The Science of Drinking Wine
Here’s our numeric guide to knowing, serving and drinking grown-up grape juice.

January 30, 2018

The low-down on drinking wine


The maximum alcohol level you should be looking for in a summer wine.

Generally speaking, the lower the alcohol, the lighter the taste. Wine is made when natural yeasts convert the sugars in grape juice into 
carbon dioxide and alcohol. Grapes with high sugar levels lead to richer, bigger wines – best suited to nights in front of the fire. A sultry evening is done no favours by a 15% Shiraz, but a light Pinot Noir is liquid air-conditioning.

Related: The New Rules of Wine


The warmest your wine should get.

It’s the ideal temperature for bigger, bolder red wines with a hefty chunk of tannin. Warmth brings out the alcohol and sweetness in a wine, while cooler temperatures accentuate the acidity and tannins. Anything above 21˚ and the evaporation of a wine’s alcohol quickens, affecting its aroma. 
If you’ve bought a couple of bottles 
for a braai, keep them in the fridge. Yes, even the reds.


The shits you should give about anyone putting ice in their wine.

It’s their wine, man. And nobody wants warm wine 
in summer.

1 million

The number of bubbles in a glass of Methode Cap Classique.

Served ice cold, bubbly is wine’s answer to beer. It’s fizzy, refreshing and it pairs with just about any meal.

9 321

The number of hectares given to Sauvignon Blanc in South Africa.

Chilled right down, the freshness of a Sauvignon Blanc is the perfect counter to humidity, sunburn, fresh oysters and braai smoke. Cape Town-based wine writer Christian Eedes recommends the Shannon Sanctuary Peak Sauvignon Blanc 2014. “It’s not green and has a dash of oaked Semillon that adds some interest,” he says, adding that Sauvignon Blanc drinkers should mix things up in the ice bucket with a Chenin Blanc or two.

Related: Seared Sirloin with Red-Wine Mushrooms Recipe


The decade in which the Caperitif vanished.

A South African aperitif made from fortified wine and botanicals, according to Adi Badenhorst, a Swartland winemaker who is resurrecting the spirit, it was first used as a “medicinal libation” in the 1800s. Kyle Dunn, a winemaker working with Badenhorst, says that it’s known in the elite cocktail scene as the “ghost ingredient”. The Savoy Cocktail Book still contains over 40 recipes with Caperitif as an ingredient. Caperitif 2.0 
is being launched this month and can be served over ice, with tonic or in a classic cocktail.

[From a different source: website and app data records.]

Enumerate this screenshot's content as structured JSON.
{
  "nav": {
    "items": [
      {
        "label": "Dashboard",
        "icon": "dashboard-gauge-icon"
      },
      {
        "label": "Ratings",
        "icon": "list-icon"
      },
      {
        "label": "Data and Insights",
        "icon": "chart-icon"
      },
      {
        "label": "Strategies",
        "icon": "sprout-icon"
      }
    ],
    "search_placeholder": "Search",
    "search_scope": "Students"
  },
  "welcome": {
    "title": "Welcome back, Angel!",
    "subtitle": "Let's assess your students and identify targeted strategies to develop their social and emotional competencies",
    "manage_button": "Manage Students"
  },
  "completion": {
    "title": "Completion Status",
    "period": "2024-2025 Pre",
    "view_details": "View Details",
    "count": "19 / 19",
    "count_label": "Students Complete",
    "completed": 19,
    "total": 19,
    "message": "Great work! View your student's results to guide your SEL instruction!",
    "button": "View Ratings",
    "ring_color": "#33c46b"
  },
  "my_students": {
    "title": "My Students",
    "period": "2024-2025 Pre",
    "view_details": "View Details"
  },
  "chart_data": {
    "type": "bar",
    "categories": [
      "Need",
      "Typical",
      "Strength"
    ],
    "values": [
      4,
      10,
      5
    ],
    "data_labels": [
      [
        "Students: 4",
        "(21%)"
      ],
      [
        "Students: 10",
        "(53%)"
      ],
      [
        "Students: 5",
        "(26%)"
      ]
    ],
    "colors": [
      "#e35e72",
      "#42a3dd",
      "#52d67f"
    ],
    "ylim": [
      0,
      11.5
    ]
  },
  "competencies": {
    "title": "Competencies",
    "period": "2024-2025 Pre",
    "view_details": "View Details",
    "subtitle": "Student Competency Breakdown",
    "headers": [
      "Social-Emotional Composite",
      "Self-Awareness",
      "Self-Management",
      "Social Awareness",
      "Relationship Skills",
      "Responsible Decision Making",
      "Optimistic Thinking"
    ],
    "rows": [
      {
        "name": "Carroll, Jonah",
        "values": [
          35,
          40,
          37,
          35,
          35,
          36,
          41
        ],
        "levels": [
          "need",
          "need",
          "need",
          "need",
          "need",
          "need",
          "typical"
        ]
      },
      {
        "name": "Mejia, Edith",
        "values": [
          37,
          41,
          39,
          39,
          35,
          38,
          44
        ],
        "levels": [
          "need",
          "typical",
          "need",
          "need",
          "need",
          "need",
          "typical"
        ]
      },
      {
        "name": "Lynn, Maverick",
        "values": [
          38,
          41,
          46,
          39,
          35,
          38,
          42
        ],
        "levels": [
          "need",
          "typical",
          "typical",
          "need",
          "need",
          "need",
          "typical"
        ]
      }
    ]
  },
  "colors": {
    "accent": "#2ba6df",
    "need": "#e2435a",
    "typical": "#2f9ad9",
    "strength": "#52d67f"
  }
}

Related: Drinking Wine May Actually Stop Your Brain Cells From Dying